Here’s an article from The Onion (Satire site) regarding this amazing accomplishment.
Maybe if they had the “Fair Bill Split” App, they wouldn’t have had such a difficult time.
A. The Random Contribution Model
“Before the arrival of the check, several early bill-splitting theories were proposed, including a simple process of dividing it into eight identical fragments, the Random Contribution Model.”
If you are using the “Fair Bill Split” App, you do have the option to use the “Random Contribution Model” and split the bill evenly.
But that was rejected by the Caltech Physicists because it was unfair.
B. “Dreyfuss’s Pay For What You Ordered Algorithm”
“The team of physicists decided to test Dreyfuss’s Pay For What You Ordered Algorithm, which hypothesized that it was possible to determine what each individual owed by defining variables such as the cost of one’s entrée, the total number of beverages one consumed, one’s percentage of the sum ingestion of the component parts of the Firecracker Salmon Rolls and Buffalo Blasts, and “six bucks toward the birthday boy’s meal.”
The “Pay for What you Ordered Algorithm” is sound, but the implementation is difficult without the tools.

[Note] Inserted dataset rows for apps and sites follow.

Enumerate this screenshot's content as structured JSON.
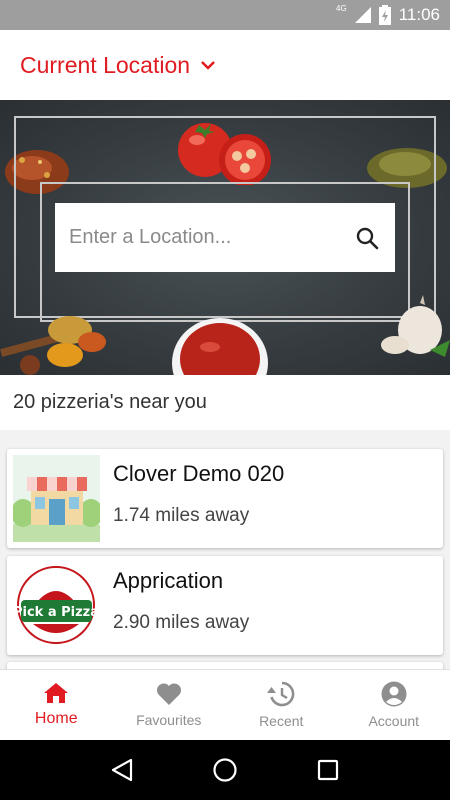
{
  "status_bar": {
    "network": "4G",
    "time": "11:06"
  },
  "app_bar": {
    "title": "Current Location"
  },
  "search": {
    "placeholder": "Enter a Location..."
  },
  "list": {
    "header": "20 pizzeria's near you",
    "items": [
      {
        "name": "Clover Demo 020",
        "distance": "1.74 miles away",
        "thumbnail": "storefront-illustration"
      },
      {
        "name": "Apprication",
        "distance": "2.90 miles away",
        "thumbnail": "pick-a-pizza-logo"
      }
    ]
  },
  "bottom_nav": {
    "items": [
      {
        "label": "Home",
        "icon": "home-icon",
        "active": true
      },
      {
        "label": "Favourites",
        "icon": "heart-icon",
        "active": false
      },
      {
        "label": "Recent",
        "icon": "history-icon",
        "active": false
      },
      {
        "label": "Account",
        "icon": "account-icon",
        "active": false
      }
    ]
  },
  "colors": {
    "accent": "#e01b22",
    "inactive": "#8e8e8e",
    "status_bar": "#9e9e9e"
  }
}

If those physicists had used the “Fair Bill Split” App, they would have been able to fairly allocate the purchases, and even been able to handle the birthday boy case, by not charging the birthday boy in the app, but sharing the items the birthday boy consumed among everyone else. This is possible in the “Fair Bill Split” App.

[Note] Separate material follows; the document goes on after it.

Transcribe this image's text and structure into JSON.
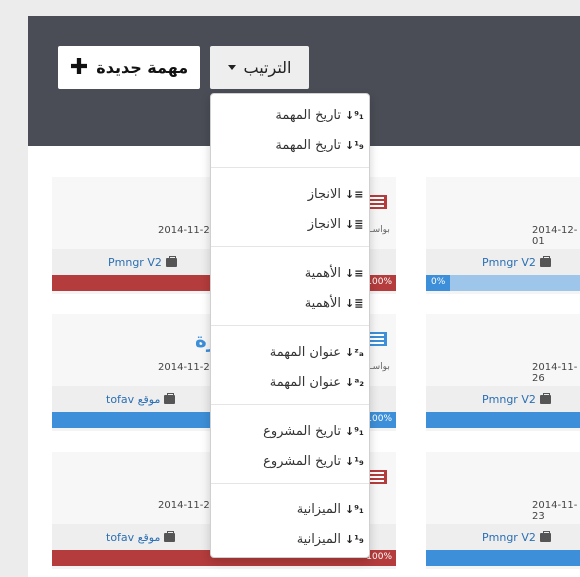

C. “Distribution of Wine Theory”
“According to the Distribution Of Wine Theory, everyone should chip in $5 to pay for it,” gravitational-wave specialist Arjun Patel said. “But after careful observation, the theory falls apart: the bottle never moved from the other end of the table, and Tom Steinbaum was clearly seen staggering in a non-uniform circular motion whenever he got up to use the bathroom.”

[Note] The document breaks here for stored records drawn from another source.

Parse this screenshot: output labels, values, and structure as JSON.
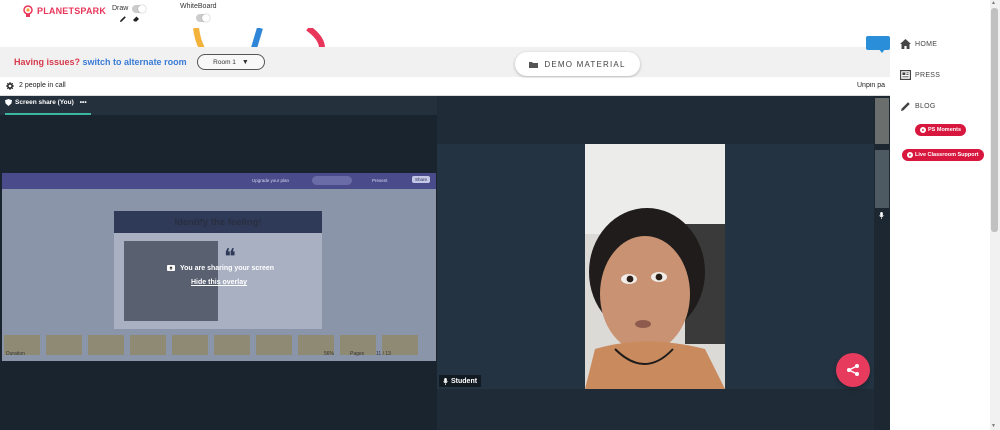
{
  "topbar": {
    "logo_text": "PLANETSPARK",
    "draw_label": "Draw",
    "whiteboard_label": "WhiteBoard",
    "draw_toggle_on": false,
    "whiteboard_toggle_on": false
  },
  "issue_bar": {
    "prefix": "Having issues?",
    "link": "switch to alternate room",
    "room_value": "Room 1"
  },
  "demo_button": {
    "label": "DEMO MATERIAL"
  },
  "call_strip": {
    "participants": "2 people in call",
    "unpin": "Unpin pa"
  },
  "screen_share": {
    "tab_label": "Screen share (You)",
    "overlay_message": "You are sharing your screen",
    "overlay_link": "Hide this overlay",
    "shared_content": {
      "slide_title": "Identify the feeling!",
      "toolbar_upgrade": "Upgrade your plan",
      "toolbar_present": "Present",
      "toolbar_share": "Share",
      "footer_left": "Duration",
      "footer_zoom": "56%",
      "footer_pages": "Pages",
      "footer_count": "11 / 13"
    }
  },
  "video_tile": {
    "name": "Student"
  },
  "sidebar": {
    "items": [
      {
        "label": "HOME",
        "icon": "home-icon"
      },
      {
        "label": "PRESS",
        "icon": "newspaper-icon"
      },
      {
        "label": "BLOG",
        "icon": "pencil-icon"
      }
    ],
    "pills": [
      {
        "label": "PS Moments"
      },
      {
        "label": "Live Classroom Support"
      }
    ]
  },
  "colors": {
    "accent_red": "#e73b5e",
    "link_blue": "#3a7bd5",
    "call_bg": "#1f2b36"
  }
}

So rather than charging everyone equally for the wine, by using the “Fair Bill Split” App, you could charge those who drank some wine, and not charge those who preferred water or soda instead. That feature is there in “Fair Bill Split” App.
D. Always coming up short in the end.
“As the bill approached absolute zero, the scientists found that the closer they got to completely breaking it down, the more difficult it was to calculate.
“When we kept coming up short by $15, we thought the solution might lie in a damped simple harmonic oscillator, so we mapped complex modes of vibration in diatomic molecules, found the zero-point vibration of the n=0 ground state, studied the motion of atoms in a solid lattice, and formulated the theory of heat capacity,” Patel said. “Turns out we were on the wrong track, but it was helpful to know what definitely didn’t work.””
Had the Caltech Physicists used the “Fair Bill Split” App, they could have dealt with the coming up short problem. In the “Fair Bill Split” App, there’s a special “So Far” field which shows the total value of items already itemized, and if it matches the subtotal, then everything has been itemized.
And to hold each person accountable, the “Fair Bill Split” App, calculates the exact amount each person should pay. And if the amount they pay doesn’t match the total they were supposed to pay, then the group could have held that person accountable.
Caltech Physicists: You should have Split the Bill Fairly, and Easily with the “Fair Bill Split” App!